FacebookTwitterLinkedInEmailPrint分享CBS News:A Tennessee coal mining company that filed for bankruptcy this week is the second coal company to go bankrupt during Donald Trump’s pro-coal presidency. It’s also the fifth U.S. coal industry bankruptcy in the last three years as competitors in the energy market continue to drive coal into the dust pile.Mission Coal, an operator of three mines in West Virginia and one in Alabama, filed for Chapter 11 bankruptcy protection on Sunday listing about $175 million in debt and just $55,000 cash on hand, according to court filings. This small company joins Colorado-based Westmoreland Coal, one of the country’s oldest coal companies, which filed for bankruptcy earlier this month, and Peabody Energy, Arch Coal and Alpha Natural Resources, which all have ended up in bankruptcy courts since 2015.Competition from other energy sources—super-cheap natural gas in particular—has been the main culprit. Obama-era “clean coal” regulations scuttled earlier this year by the Trump administration has played just a small role in the industry’s collapse, experts say.“Coal plants have been losing market share just on competitiveness alone, to natural gas, for quite some time–even before the EPA regulations came down that accelerated the shutdown of even more plants,” Greg Reed, director of the Center for Energy and the GRID Institute at the University of Pittsburgh, told CBS MoneyWatch recently.The total stock market value of the country’s four largest coal producers has plunged to $6.3 billion today from $33 billion in 2011. About 62,000 coal miners have lost their jobs during that time. Further job losses will come: More than a quarter of the U.S.’ current fleet of coal plants is projected to shut down over the next 12 years, according to one analysis.More: Mission Coal files for bankruptcy—5th coal company in 3 years Mission bankruptcy underscores coal’s long-term decline

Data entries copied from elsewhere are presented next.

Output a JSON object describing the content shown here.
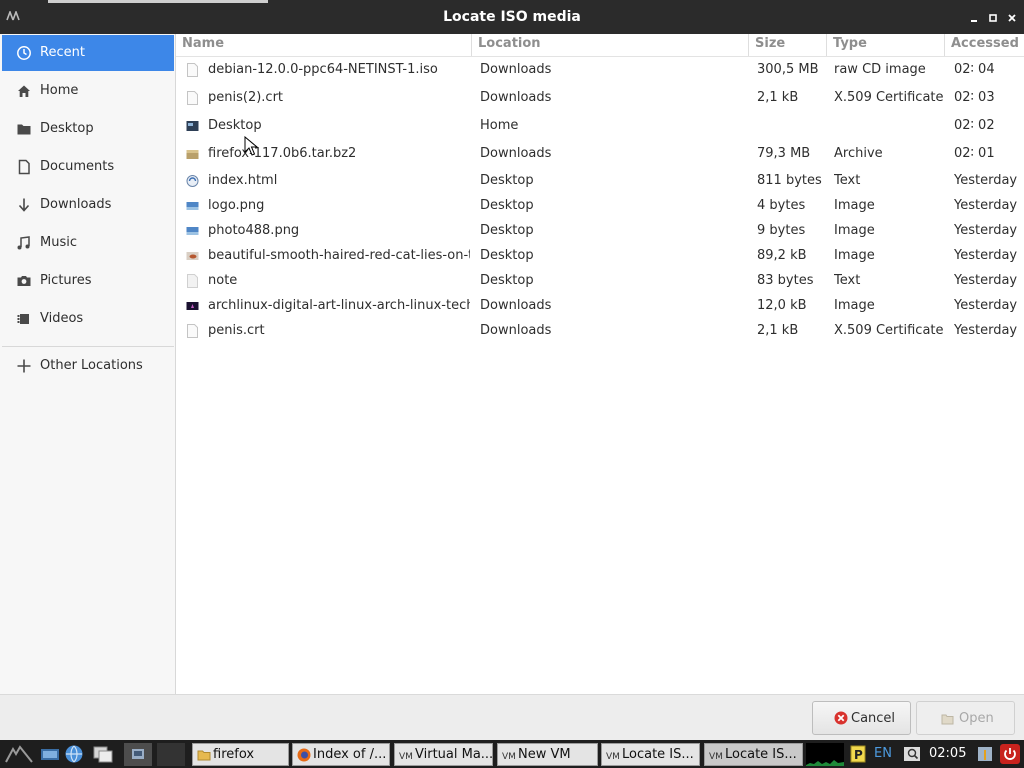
{
  "window": {
    "title": "Locate ISO media"
  },
  "sidebar": {
    "items": [
      {
        "label": "Recent",
        "icon": "clock-icon",
        "active": true
      },
      {
        "label": "Home",
        "icon": "home-icon"
      },
      {
        "label": "Desktop",
        "icon": "folder-icon"
      },
      {
        "label": "Documents",
        "icon": "document-icon"
      },
      {
        "label": "Downloads",
        "icon": "download-arrow-icon"
      },
      {
        "label": "Music",
        "icon": "music-icon"
      },
      {
        "label": "Pictures",
        "icon": "camera-icon"
      },
      {
        "label": "Videos",
        "icon": "film-icon"
      }
    ],
    "other_locations": {
      "label": "Other Locations",
      "icon": "plus-icon"
    }
  },
  "columns": {
    "name": "Name",
    "location": "Location",
    "size": "Size",
    "type": "Type",
    "accessed": "Accessed"
  },
  "files": [
    {
      "name": "debian-12.0.0-ppc64-NETINST-1.iso",
      "location": "Downloads",
      "size": "300,5 MB",
      "type": "raw CD image",
      "accessed": "02∶ 04",
      "icon": "file-icon"
    },
    {
      "name": "penis(2).crt",
      "location": "Downloads",
      "size": "2,1 kB",
      "type": "X.509 Certificate",
      "accessed": "02∶ 03",
      "icon": "file-icon"
    },
    {
      "name": "Desktop",
      "location": "Home",
      "size": "",
      "type": "",
      "accessed": "02∶ 02",
      "icon": "desktop-folder-icon"
    },
    {
      "name": "firefox-117.0b6.tar.bz2",
      "location": "Downloads",
      "size": "79,3 MB",
      "type": "Archive",
      "accessed": "02∶ 01",
      "icon": "archive-icon"
    },
    {
      "name": "index.html",
      "location": "Desktop",
      "size": "811 bytes",
      "type": "Text",
      "accessed": "Yesterday",
      "icon": "html-file-icon"
    },
    {
      "name": "logo.png",
      "location": "Desktop",
      "size": "4 bytes",
      "type": "Image",
      "accessed": "Yesterday",
      "icon": "image-file-icon"
    },
    {
      "name": "photo488.png",
      "location": "Desktop",
      "size": "9 bytes",
      "type": "Image",
      "accessed": "Yesterday",
      "icon": "image-file-icon"
    },
    {
      "name": "beautiful-smooth-haired-red-cat-lies-on-t...",
      "location": "Desktop",
      "size": "89,2 kB",
      "type": "Image",
      "accessed": "Yesterday",
      "icon": "image-thumbnail-icon"
    },
    {
      "name": "note",
      "location": "Desktop",
      "size": "83 bytes",
      "type": "Text",
      "accessed": "Yesterday",
      "icon": "file-icon"
    },
    {
      "name": "archlinux-digital-art-linux-arch-linux-tech-...",
      "location": "Downloads",
      "size": "12,0 kB",
      "type": "Image",
      "accessed": "Yesterday",
      "icon": "image-thumbnail-icon"
    },
    {
      "name": "penis.crt",
      "location": "Downloads",
      "size": "2,1 kB",
      "type": "X.509 Certificate",
      "accessed": "Yesterday",
      "icon": "file-icon"
    }
  ],
  "buttons": {
    "cancel": "Cancel",
    "open": "Open"
  },
  "taskbar": {
    "tasks": [
      {
        "label": "firefox",
        "icon": "folder-icon"
      },
      {
        "label": "Index of /...",
        "icon": "firefox-icon"
      },
      {
        "label": "Virtual Ma...",
        "icon": "virtualbox-icon"
      },
      {
        "label": "New VM",
        "icon": "virtualbox-icon"
      },
      {
        "label": "Locate IS...",
        "icon": "virtualbox-icon"
      },
      {
        "label": "Locate IS...",
        "icon": "virtualbox-icon",
        "active": true
      }
    ],
    "lang": "EN",
    "clock": "02:05"
  },
  "colors": {
    "accent": "#3d87e8",
    "titlebar": "#2b2b2b",
    "taskbar": "#1e1e1e"
  }
}
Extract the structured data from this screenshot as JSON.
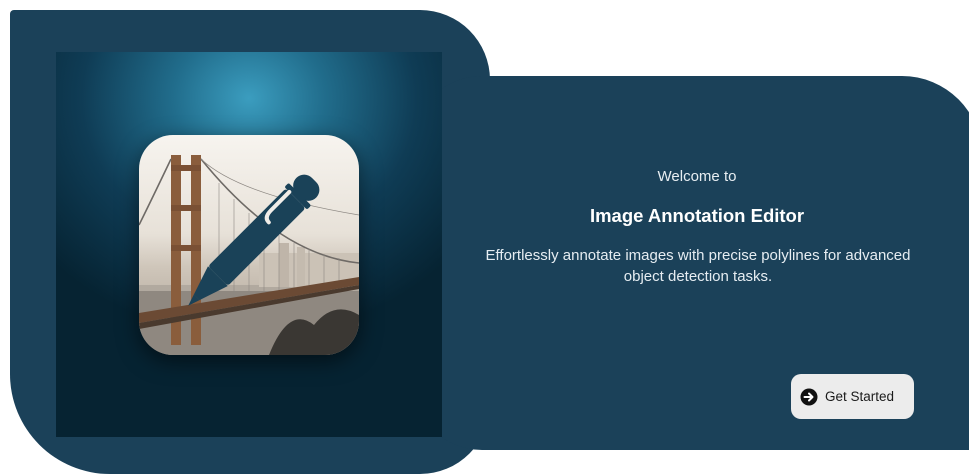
{
  "welcome": {
    "greeting": "Welcome to",
    "title": "Image Annotation Editor",
    "description": "Effortlessly annotate images with precise polylines for advanced object detection tasks.",
    "cta_label": "Get Started",
    "cta_icon": "arrow-circle-right-icon"
  },
  "hero": {
    "app_icon": "pen-over-bridge-icon"
  },
  "colors": {
    "panel": "#1b4159",
    "hero_glow": "#3b9dbf",
    "button_bg": "#ececec",
    "pen": "#1a4258"
  }
}
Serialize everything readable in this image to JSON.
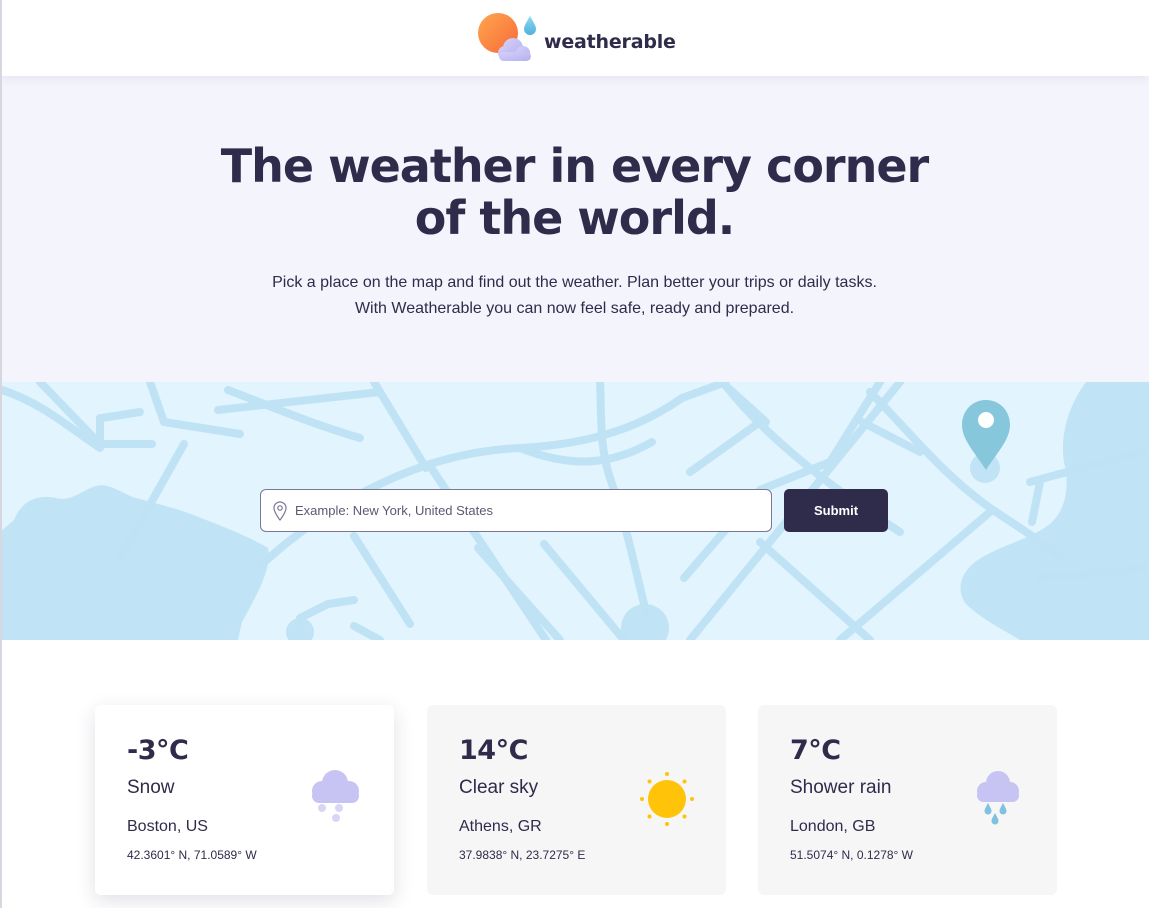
{
  "brand": {
    "name": "weatherable",
    "logo_icon": "sun-cloud-droplet-logo"
  },
  "hero": {
    "title_lines": [
      "The weather in every corner",
      "of the world."
    ],
    "subtitle_lines": [
      "Pick a place on the map and find out the weather. Plan better your trips or daily tasks.",
      "With Weatherable you can now feel safe, ready and prepared."
    ]
  },
  "search": {
    "placeholder": "Example: New York, United States",
    "value": "",
    "icon": "location-pin-icon",
    "submit_label": "Submit"
  },
  "cards": [
    {
      "temp": "-3°C",
      "condition": "Snow",
      "city": "Boston, US",
      "coords": "42.3601° N, 71.0589° W",
      "icon": "snow-cloud-icon",
      "selected": true
    },
    {
      "temp": "14°C",
      "condition": "Clear sky",
      "city": "Athens, GR",
      "coords": "37.9838° N, 23.7275° E",
      "icon": "sun-icon",
      "selected": false
    },
    {
      "temp": "7°C",
      "condition": "Shower rain",
      "city": "London, GB",
      "coords": "51.5074° N, 0.1278° W",
      "icon": "rain-cloud-icon",
      "selected": false
    }
  ],
  "colors": {
    "primary": "#2e2c4a",
    "hero_bg": "#f4f4fd",
    "map_bg": "#e2f4fd",
    "map_roads": "#bfe3f5",
    "sun": "#ffc30a",
    "cloud": "#c7c4f3",
    "rain": "#7ec1e0"
  }
}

INDIANAPOLIS, Ind. — A bill authored by State Senator Jean Leising (R-Oldenburg) to change who pays for bovine tuberculosis testing passed the House of Representatives recently by a vote of 96-0.Senate Enrolled Act 294 would require county councils and the Indiana State Board of Animal Health to each pay 50 percent of expenses related to bovine tuberculosis testing when required.Indiana is considered a tuberculosis-free state under the U.S. Department of Agriculture rules.As a result of an occurrence of elk strain bovine tuberculosis in Franklin County, the USDA required the Board of Animal Health to conduct blood testing of all cattle in a 10-mile radius of the infected animal.Under current Indiana law, the county is required to pay for 100 percent of the costs of testing.There are five counties that were involved in recent testing - Franklin, Fayette, Rush, Dearborn and Decatur.The original projected cost for Franklin County was $91,000, although the final cost is anticipated to be less.All tests completed have been negative.SEA 294 will now be considered by Governor Eric Holcomb.